In general, it makes sense for rail to approach either St. Paul or Minneapolis depending on how easy the approach is. Rail to Rochester or Chicago makes sense to connect at St. Paul Union Depot. The proposed Northern Lights Express to Duluth would logically terminate in Minneapolis since it would use BNSF tracks which approach Minneapolis via Coon Rapids. Passengers can then use transit such as the Green Line or the 94 bus to reach their destination if they are heading to the other downtown. But in the long term, it would be smart for us to “through-route” all heavy rail trains (commuter rail such as Northstar, regional rail to places like Duluth or Mankato, and high speed rail to Rochester and beyond) via both St. Paul and Minneapolis. I have some technical details for how we can make that a reality, but I’ll save those for the transportation forum over at UrbanMSP.

Getting from here to there

Will Rogers once said, “Even if you’re on the right track, you’ll get run over if you just sit there.” Those of us who are transportation and land use advocates in Minneapolis need to join with advocates in Rochester to make this project move forward.
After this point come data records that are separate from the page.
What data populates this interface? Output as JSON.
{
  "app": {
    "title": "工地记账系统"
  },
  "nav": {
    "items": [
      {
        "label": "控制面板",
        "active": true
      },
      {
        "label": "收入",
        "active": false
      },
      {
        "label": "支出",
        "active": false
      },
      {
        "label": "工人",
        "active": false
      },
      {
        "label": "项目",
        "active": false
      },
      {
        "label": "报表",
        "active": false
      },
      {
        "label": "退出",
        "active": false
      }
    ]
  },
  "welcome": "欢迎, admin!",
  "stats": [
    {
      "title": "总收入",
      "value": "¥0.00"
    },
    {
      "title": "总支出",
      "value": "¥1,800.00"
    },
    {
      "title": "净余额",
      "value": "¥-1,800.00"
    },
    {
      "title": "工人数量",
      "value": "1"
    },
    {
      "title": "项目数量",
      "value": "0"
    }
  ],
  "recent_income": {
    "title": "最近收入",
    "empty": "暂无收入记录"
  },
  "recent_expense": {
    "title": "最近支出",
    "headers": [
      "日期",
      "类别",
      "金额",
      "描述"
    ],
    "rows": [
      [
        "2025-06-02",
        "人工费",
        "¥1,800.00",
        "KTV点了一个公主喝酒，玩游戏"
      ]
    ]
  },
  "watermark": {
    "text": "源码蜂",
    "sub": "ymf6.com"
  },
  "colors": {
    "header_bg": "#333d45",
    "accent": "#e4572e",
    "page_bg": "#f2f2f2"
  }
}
First, it’s critical we move forward on the right track, which is a line to St. Paul (and someday Minneapolis) rather than the MSP airport. Second, we need to actively push for this line at critical moments – such as upcoming legislative sessions – to make this a reality.

We can’t just sit here in our current framework of car- and airplane-dominant intercity transportation options. The rest of the world is passing us by with a travel mode that is much more compatible with building quality walkable cities with compelling public spaces and connected amenities.

Matt Steele

About Matt Steele

Matt's passion is fostering resiliency in local transportation and land use decisions. He's at @matthewsteele.